What is expected:
If a line of the data below holds the word "your", list it.
◆ ◆ ◆
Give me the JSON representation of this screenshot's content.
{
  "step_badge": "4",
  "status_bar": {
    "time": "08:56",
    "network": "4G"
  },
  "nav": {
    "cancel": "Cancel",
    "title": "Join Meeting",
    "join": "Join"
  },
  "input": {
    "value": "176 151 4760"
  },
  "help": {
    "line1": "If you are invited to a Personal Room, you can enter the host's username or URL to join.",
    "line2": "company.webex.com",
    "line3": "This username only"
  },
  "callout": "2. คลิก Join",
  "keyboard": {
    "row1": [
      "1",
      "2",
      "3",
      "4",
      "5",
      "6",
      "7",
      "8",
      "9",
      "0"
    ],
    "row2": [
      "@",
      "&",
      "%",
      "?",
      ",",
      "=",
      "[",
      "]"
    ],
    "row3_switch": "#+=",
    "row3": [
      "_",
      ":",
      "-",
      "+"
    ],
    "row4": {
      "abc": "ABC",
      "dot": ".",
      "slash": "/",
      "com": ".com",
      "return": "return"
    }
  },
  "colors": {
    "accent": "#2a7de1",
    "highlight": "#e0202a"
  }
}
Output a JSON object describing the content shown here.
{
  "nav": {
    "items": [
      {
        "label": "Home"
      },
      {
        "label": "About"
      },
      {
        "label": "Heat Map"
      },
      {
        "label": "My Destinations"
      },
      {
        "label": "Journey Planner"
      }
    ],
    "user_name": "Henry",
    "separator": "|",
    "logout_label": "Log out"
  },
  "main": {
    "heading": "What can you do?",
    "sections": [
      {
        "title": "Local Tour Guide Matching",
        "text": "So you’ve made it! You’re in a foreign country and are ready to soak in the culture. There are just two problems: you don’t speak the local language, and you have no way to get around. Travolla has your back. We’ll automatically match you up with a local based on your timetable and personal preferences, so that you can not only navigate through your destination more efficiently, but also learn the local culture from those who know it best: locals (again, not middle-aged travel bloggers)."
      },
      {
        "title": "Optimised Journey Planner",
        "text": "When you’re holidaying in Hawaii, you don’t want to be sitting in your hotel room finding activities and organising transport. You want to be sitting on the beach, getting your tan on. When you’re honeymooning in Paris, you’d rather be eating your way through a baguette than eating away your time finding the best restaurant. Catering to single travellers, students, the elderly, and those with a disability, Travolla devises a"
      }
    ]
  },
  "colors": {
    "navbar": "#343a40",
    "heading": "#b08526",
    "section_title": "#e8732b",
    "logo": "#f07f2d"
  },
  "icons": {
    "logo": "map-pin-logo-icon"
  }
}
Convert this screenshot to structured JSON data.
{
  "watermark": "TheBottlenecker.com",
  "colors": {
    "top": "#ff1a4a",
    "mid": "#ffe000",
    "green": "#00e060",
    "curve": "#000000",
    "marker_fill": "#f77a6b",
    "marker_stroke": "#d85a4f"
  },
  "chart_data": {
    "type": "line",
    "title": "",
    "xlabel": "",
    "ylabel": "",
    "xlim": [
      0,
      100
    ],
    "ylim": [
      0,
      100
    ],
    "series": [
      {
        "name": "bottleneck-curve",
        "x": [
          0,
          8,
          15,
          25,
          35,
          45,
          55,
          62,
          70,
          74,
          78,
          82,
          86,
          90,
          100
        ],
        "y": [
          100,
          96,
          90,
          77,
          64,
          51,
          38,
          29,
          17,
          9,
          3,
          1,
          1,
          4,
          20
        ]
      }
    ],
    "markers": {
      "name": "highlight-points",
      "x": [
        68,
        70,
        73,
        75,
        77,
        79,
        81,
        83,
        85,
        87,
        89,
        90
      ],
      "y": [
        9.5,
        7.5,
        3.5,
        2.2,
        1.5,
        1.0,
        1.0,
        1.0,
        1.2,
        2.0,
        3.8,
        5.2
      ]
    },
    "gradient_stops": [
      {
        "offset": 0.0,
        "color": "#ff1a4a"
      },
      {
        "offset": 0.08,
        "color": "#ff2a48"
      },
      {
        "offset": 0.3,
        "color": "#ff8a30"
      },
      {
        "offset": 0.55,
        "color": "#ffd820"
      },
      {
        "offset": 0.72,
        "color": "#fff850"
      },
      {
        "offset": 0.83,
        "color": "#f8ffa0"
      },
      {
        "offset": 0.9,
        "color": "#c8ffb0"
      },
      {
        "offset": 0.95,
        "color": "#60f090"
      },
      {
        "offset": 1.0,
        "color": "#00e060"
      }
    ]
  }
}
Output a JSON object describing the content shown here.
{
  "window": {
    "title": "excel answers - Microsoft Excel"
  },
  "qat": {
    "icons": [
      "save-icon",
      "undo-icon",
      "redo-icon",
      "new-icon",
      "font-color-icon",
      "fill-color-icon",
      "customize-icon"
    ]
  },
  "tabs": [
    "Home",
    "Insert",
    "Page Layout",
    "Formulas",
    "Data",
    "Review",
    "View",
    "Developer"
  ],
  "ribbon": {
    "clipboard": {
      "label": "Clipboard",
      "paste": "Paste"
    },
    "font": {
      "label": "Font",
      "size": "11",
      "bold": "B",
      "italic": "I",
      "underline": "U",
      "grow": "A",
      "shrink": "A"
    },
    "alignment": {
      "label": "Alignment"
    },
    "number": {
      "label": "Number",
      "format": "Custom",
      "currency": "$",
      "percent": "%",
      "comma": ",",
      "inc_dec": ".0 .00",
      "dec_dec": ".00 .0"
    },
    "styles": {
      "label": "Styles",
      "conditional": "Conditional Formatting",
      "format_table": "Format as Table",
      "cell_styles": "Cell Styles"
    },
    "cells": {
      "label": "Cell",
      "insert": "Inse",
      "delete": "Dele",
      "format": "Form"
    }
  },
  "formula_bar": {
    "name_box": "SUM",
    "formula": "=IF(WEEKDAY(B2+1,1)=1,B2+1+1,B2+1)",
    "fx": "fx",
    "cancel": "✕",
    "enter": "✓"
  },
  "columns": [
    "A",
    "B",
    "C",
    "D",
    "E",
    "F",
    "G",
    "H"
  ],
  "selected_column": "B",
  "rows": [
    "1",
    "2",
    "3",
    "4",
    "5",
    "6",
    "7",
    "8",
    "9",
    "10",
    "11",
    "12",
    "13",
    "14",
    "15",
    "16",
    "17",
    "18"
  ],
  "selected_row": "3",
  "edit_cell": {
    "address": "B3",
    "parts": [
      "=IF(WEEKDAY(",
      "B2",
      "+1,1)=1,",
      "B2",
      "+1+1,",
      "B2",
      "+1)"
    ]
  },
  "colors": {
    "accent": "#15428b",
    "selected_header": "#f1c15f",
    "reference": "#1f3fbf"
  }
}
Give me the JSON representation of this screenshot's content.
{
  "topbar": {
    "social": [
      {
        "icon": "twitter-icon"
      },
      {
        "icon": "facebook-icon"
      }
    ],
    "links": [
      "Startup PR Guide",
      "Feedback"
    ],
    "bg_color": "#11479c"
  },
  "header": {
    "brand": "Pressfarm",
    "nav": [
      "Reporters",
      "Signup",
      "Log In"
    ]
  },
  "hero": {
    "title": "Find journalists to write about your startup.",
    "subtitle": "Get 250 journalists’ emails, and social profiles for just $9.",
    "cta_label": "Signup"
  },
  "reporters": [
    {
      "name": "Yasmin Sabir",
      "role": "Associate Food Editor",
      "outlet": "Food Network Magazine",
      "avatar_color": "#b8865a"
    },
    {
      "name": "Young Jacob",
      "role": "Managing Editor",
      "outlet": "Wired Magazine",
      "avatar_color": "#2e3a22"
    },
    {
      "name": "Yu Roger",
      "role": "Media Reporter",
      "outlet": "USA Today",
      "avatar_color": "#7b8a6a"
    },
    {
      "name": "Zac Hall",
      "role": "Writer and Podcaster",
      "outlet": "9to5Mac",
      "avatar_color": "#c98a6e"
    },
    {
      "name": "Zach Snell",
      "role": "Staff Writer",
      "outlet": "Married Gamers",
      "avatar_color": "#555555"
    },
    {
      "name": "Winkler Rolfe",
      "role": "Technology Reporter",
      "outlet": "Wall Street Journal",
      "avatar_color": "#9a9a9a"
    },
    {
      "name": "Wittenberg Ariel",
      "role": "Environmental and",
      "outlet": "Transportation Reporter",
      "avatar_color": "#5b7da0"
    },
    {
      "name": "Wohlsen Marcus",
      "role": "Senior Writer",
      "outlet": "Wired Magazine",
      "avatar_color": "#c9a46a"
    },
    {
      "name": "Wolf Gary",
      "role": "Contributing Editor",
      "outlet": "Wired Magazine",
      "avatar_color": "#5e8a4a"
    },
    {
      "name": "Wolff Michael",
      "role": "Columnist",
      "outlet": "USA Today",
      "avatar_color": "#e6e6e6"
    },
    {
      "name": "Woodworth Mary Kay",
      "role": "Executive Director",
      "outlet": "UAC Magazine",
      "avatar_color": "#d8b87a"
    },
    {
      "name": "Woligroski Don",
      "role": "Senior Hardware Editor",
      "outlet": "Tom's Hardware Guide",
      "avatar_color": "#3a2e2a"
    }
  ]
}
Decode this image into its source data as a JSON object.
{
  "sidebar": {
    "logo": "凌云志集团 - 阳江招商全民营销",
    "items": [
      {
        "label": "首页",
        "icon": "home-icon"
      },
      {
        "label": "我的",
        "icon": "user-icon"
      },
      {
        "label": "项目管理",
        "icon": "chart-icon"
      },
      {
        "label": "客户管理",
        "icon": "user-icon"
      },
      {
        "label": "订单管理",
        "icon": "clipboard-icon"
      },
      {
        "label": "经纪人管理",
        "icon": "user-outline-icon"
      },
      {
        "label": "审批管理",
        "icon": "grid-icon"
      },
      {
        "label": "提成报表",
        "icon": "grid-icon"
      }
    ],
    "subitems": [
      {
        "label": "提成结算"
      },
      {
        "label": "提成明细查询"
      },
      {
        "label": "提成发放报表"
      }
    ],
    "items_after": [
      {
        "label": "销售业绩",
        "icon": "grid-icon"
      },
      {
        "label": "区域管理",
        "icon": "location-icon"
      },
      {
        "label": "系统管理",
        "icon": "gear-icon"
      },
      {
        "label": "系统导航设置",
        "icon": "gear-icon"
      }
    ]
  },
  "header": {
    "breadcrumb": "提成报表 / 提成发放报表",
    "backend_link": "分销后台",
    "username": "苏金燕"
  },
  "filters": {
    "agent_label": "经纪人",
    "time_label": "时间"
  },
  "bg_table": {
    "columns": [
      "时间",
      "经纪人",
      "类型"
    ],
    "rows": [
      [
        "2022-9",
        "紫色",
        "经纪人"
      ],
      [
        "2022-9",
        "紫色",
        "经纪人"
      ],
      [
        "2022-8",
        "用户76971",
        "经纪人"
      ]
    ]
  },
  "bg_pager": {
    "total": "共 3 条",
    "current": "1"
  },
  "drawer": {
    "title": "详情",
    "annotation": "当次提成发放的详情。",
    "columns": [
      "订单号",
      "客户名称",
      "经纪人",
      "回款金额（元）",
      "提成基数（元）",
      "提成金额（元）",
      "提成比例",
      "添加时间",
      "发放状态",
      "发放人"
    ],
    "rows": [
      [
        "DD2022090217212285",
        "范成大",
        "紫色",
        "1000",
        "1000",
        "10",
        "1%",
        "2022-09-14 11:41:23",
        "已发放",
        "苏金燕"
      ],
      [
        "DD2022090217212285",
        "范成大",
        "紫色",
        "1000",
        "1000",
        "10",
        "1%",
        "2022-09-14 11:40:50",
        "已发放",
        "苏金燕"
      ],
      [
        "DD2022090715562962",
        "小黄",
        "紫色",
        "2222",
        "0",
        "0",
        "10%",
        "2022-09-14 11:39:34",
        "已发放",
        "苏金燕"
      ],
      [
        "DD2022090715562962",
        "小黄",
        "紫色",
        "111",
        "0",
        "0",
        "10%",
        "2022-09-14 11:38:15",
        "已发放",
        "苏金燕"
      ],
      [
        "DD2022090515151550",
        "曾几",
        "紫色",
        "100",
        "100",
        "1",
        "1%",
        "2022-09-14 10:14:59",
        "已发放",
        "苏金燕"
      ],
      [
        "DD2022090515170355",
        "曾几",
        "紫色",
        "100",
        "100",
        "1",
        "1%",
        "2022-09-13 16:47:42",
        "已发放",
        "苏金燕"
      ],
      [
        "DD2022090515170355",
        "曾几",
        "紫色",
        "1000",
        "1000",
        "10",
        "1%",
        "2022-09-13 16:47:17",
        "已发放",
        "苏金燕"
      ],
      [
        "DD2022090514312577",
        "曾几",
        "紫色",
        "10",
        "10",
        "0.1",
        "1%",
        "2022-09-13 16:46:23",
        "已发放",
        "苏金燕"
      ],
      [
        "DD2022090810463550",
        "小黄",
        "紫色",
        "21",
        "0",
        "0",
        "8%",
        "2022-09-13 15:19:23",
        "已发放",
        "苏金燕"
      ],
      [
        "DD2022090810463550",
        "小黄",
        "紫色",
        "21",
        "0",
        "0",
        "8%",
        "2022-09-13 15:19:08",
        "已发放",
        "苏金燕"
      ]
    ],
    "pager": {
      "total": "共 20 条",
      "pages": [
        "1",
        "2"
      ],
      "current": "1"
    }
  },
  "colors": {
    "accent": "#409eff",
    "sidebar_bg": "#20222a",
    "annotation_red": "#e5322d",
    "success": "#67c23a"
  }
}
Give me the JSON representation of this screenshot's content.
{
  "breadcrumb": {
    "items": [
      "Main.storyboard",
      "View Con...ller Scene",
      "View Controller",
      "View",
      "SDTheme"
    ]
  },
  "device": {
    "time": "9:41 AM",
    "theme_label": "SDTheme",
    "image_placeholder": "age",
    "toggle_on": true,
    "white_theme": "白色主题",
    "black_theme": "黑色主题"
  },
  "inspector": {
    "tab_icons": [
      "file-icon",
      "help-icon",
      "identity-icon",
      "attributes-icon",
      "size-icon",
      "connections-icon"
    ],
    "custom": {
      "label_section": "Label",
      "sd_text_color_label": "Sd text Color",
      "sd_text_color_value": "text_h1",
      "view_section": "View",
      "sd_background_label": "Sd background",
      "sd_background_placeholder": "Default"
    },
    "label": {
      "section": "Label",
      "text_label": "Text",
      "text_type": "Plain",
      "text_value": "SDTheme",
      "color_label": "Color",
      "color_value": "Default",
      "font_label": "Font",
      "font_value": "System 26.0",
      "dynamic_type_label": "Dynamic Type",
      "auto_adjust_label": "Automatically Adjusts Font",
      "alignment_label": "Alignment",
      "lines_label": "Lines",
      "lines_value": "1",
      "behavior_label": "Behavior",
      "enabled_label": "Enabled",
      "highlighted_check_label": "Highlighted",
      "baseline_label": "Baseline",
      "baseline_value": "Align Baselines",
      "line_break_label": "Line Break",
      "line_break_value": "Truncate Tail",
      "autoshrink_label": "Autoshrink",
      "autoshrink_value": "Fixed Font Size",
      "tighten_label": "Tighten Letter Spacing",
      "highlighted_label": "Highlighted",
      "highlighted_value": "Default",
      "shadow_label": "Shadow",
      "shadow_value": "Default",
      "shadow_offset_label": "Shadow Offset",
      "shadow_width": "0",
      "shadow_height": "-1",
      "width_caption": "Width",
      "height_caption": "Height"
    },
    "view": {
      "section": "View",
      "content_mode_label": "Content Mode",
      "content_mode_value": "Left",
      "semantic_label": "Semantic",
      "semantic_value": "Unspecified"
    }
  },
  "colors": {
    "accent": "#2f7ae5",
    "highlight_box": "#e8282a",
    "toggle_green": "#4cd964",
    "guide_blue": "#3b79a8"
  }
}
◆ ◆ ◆
Solution to this problem:
        "text": "So you’ve made it! You’re in a foreign country and are ready to soak in the culture. There are just two problems: you don’t speak the local language, and you have no way to get around. Travolla has your back. We’ll automatically match you up with a local based on your timetable and personal preferences, so that you can not only navigate through your destination more efficiently, but also learn the local culture from those who know it best: locals (again, not middle-aged travel bloggers)."
        "text": "When you’re holidaying in Hawaii, you don’t want to be sitting in your hotel room finding activities and organising transport. You want to be sitting on the beach, getting your tan on. When you’re honeymooning in Paris, you’d rather be eating your way through a baguette than eating away your time finding the best restaurant. Catering to single travellers, students, the elderly, and those with a disability, Travolla devises a"
    "title": "Find journalists to write about your startup.",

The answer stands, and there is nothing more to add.